Liberian officials fear Ebola could soon spread through the capital's largest slum after residents raided a quarantine center for suspected patients and took items including blood-stained sheets and mattresses.

The violence in the West Point slum occurred late Saturday and was led by residents angry that patients were brought to the holding center from other parts of Monrovia, Tolbert Nyenswah, assistant health minister, said Sunday. It was not immediately clear how many patients had been at the center.

West Point residents went on a "looting spree," stealing items from the clinic that were likely infected, said a senior police official, who insisted on anonymity because he was not authorized to brief the press. The residents took medical equipment and mattresses and sheets that had bloodstains, he said.

"All between the houses you could see people fleeing with items looted from the patients," the official said, adding that he now feared "the whole of West Point will be infected."

Some of the looted items were visibly stained with blood, vomit and excrement, said Richard Kieh, who lives in the area.

Comment: Don't miss Ebola transmission: "Being within 3 feet" or "in same room" can lead to infection.


Ebola spreading: Kenya closes borders to travelers from Ebola countries - 3 suspected of Ebola quarantined in India

Kenyan officials say the country is closing its borders to travelers from Guinea, Liberia and Sierra Leone in response to the deadly Ebola outbreak. Kenya's health secretary said Kenyans and medical workers flying in from those states would still be allowed in. Kenyan Airways says it will stop flights to Liberia and Sierra Leone when the ban comes in on Wednesday. The World Health Organization (WHO) says Kenya is at "high risk" from Ebola because it is a major transport hub. The epidemic began in Guinea in February and has since spread to Liberia, Sierra Leone and Nigeria. On Friday, the death toll rose to 1,145 after the WHO said 76 new deaths had been reported in the two days to 13 August. There have been 2,127 cases reported in total.

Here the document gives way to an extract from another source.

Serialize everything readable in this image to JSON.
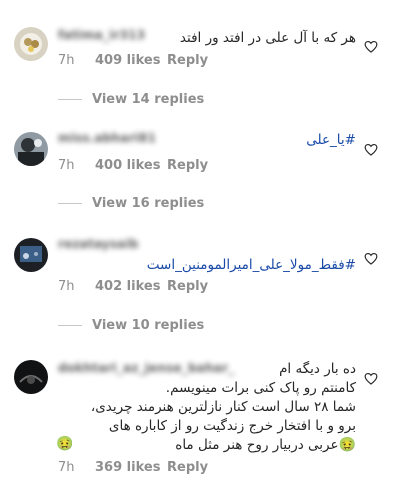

Comment: Comment: While Ebola continues to spread we can still prep our diet and keep an eye out for healthier options than ineffective vaccines.

For further reading:

- 25 Facts about the Ebola outbreak that you should know

- Ebola outbreak becoming uncontrollable; meanwhile Monsanto invests in anti-Ebola drug

- The question about Ebola that no one can answer


Ebola transmission: "Being within 3 feet" or "in same room" can lead to infection

Public health officials and the corporate media haven't been telling you the truth regarding the Ebola outbreak.

For months, any time you heard mainstream news discuss the topic, they have made it a priority to insist Ebola is only transferred by exchanging bodily fluids.

SCG News has suspected for some time now that this is not true. Recent changes made by CDC criteria for Ebola transmission seem to suggest this claim is correct.

From the CDC update:

"A low risk exposure includes any of the following:
  • Household member or other casual contact with an EVD patient.
  • Providing patient care or casual contact without high-risk exposure with EVD patients in health care facilities in EVD outbreak affected countries."

Comment: Did you know that the Black Death was found to be an Ebola-like virus? first brought this topic to the public awareness in 2011: New Light on the Black Death: The Viral and Cosmic Connection

You stand the best chance by eating according to your body's physiological needs. See:

- Are you prepping your diet?
- The Ketogenic Diet - An Overview
- Ketogenic Diet (high-fat, low-carb) Has Neuroprotective and Disease-modifying Effects

For more information behind this sign of the time, see:

- The Hazard to Civilization From Fireballs and Comets

- New Light on the Black Death: The Cosmic Connection

- New Light on the Black Death: The Viral and Cosmic Connection

- Happy New Year 2014?

- SOTT Talk Radio show #70: Earth changes in an electric universe: Is climate change really man-made?